Tuesday, March 15, 2016

Know Your Alphabet for Stronger Shoulders

The repetitive nature of tennis puts your body under severe stresses, which can result in overuse injuries.  The most common sites for these injuries are the knees, ankles, lower back, elbows, and shoulders.  A tennis strength and conditioning program focuses on decreasing the possibility of injuries in these areas and improving and perfecting tennis biomechanics.
Shoulder injuries are especially common because the muscles surrounding the shoulder are relatively small and under constant repetitive stresses.  Due to the large range of motion in the shoulder, the ligaments alone cannot provide enough stability through all planes of movement.  In a healthy shoulder, stabilization is provided by the rotator cuff muscles.  In tennis, and most of our daily lives, the internal rotators are overused and therefore very tight.  The external rotators are often underused and very weak.  Strengthening the external rotators will help decrease shoulder injuries and improve your tennis game.
Because the external rotators are very small muscles, I recommend using no weight or very little weight for these shoulder exercises.  These three exercises are progressions of the same exercise. Start by only working on the Ts.  After those become easy, work on the Ys, and later, on the Is.  All three exercises are done lying face down on a bench or on the floor. 
video
Ts: Lying face down, position your arms at a 90-degree angle to your body, so that you look like a T when viewed from above.  Rotate your shoulders so that thumbs are pointing up towards the ceiling.  Squeeze your shoulder blades in towards your spine, and, while keeping your arms straight, raise your arms up towards the ceiling.  Let your arms drop, and then repeat.  Perform 2-3 sets of 10-15 reps.
video
Ys:  Lying face down, position your arms so that you look like a Y when viewed from above.  Rotate your shoulders so that your thumbs are pointing up towards the ceiling.  Squeeze your shoulder blades in and downward towards your mid back spine, and, while keeping your arms straight, raise your arms up towards the ceiling.  Let your arms drop, and then repeat.  Perform 2-3 sets of 10-15 reps.
video
Is:  Lying face down, position your arms so that you look like an I when viewed from above.  Rotate your shoulders so that your thumbs are pointing up towards the ceiling.  Squeeze your shoulder blades in and downward towards your mid back spine, and, while keeping your arms straight, raise your arms up towards the ceiling.  Let your arms drop, and then repeat.  Perform 2-3 sets of 10-15 reps.

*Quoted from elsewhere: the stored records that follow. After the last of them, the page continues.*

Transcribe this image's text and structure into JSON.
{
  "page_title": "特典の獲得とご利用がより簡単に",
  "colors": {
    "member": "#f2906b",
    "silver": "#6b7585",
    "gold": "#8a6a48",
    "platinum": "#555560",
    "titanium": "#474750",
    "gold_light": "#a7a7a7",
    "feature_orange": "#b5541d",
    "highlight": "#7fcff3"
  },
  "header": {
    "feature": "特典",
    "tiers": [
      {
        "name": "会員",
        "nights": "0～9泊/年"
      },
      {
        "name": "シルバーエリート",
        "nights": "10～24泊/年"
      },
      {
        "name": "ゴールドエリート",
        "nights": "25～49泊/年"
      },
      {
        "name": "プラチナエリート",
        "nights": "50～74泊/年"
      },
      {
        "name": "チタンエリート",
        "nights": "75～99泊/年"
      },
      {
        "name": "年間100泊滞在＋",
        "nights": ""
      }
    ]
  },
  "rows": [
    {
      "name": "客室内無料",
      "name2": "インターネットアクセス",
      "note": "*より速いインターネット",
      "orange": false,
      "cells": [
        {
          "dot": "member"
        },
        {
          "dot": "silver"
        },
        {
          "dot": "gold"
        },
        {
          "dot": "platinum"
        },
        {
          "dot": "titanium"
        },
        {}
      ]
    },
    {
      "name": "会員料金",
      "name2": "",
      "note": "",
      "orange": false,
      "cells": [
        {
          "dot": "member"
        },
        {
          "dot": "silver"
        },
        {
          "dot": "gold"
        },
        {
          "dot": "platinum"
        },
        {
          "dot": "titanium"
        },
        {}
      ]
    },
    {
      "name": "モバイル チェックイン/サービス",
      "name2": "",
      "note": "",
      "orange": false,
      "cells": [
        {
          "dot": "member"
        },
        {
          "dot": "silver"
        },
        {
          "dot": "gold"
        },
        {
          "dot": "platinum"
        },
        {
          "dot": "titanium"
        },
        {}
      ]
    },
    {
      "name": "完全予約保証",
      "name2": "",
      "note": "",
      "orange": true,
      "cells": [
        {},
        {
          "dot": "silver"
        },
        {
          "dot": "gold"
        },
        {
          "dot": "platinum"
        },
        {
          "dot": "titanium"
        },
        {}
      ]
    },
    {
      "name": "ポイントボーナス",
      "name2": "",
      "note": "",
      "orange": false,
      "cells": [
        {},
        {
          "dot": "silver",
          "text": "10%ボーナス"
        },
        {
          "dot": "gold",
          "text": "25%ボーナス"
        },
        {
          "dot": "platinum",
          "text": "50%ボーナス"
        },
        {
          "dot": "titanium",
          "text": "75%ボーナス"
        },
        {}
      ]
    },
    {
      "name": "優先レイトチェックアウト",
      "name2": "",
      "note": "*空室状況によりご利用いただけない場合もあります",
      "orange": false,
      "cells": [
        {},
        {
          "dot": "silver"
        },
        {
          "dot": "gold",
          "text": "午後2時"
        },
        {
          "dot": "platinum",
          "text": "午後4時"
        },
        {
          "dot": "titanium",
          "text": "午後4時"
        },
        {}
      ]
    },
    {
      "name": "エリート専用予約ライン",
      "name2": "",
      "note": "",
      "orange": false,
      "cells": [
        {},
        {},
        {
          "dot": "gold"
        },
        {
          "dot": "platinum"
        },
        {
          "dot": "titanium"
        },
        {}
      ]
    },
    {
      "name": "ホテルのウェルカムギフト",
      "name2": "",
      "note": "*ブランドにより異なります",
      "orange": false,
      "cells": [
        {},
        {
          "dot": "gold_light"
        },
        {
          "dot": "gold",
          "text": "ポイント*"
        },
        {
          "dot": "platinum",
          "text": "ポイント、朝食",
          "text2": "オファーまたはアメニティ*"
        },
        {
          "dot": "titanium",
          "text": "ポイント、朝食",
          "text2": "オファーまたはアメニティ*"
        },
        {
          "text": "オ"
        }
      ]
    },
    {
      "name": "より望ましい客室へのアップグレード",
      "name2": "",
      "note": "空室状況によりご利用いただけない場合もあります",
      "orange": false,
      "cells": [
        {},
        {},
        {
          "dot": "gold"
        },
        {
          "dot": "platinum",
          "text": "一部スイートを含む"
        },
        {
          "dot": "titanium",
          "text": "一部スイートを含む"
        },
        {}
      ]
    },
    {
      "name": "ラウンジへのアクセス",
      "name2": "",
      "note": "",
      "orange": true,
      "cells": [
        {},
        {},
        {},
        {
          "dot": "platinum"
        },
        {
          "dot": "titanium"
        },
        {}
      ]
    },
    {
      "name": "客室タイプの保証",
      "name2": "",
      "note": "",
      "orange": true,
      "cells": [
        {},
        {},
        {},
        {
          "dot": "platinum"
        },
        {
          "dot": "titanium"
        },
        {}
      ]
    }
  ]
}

Incorporating these exercises two to three times weekly is the first step to improving your tennis game.  Developing and implementing a strength and conditioning program 2-3 times weekly is tantamount to continuing to play tennis as you get older with less interruptions for injuries.
           Viktoria Brautigam MS, CSCS is a personal trainer with 12 years of experience preventing and post-rehabing injuries, improving performance on and off the court, and weight management.  Contact viktoria@fitathletic.com for more information.

No comments:

Post a Comment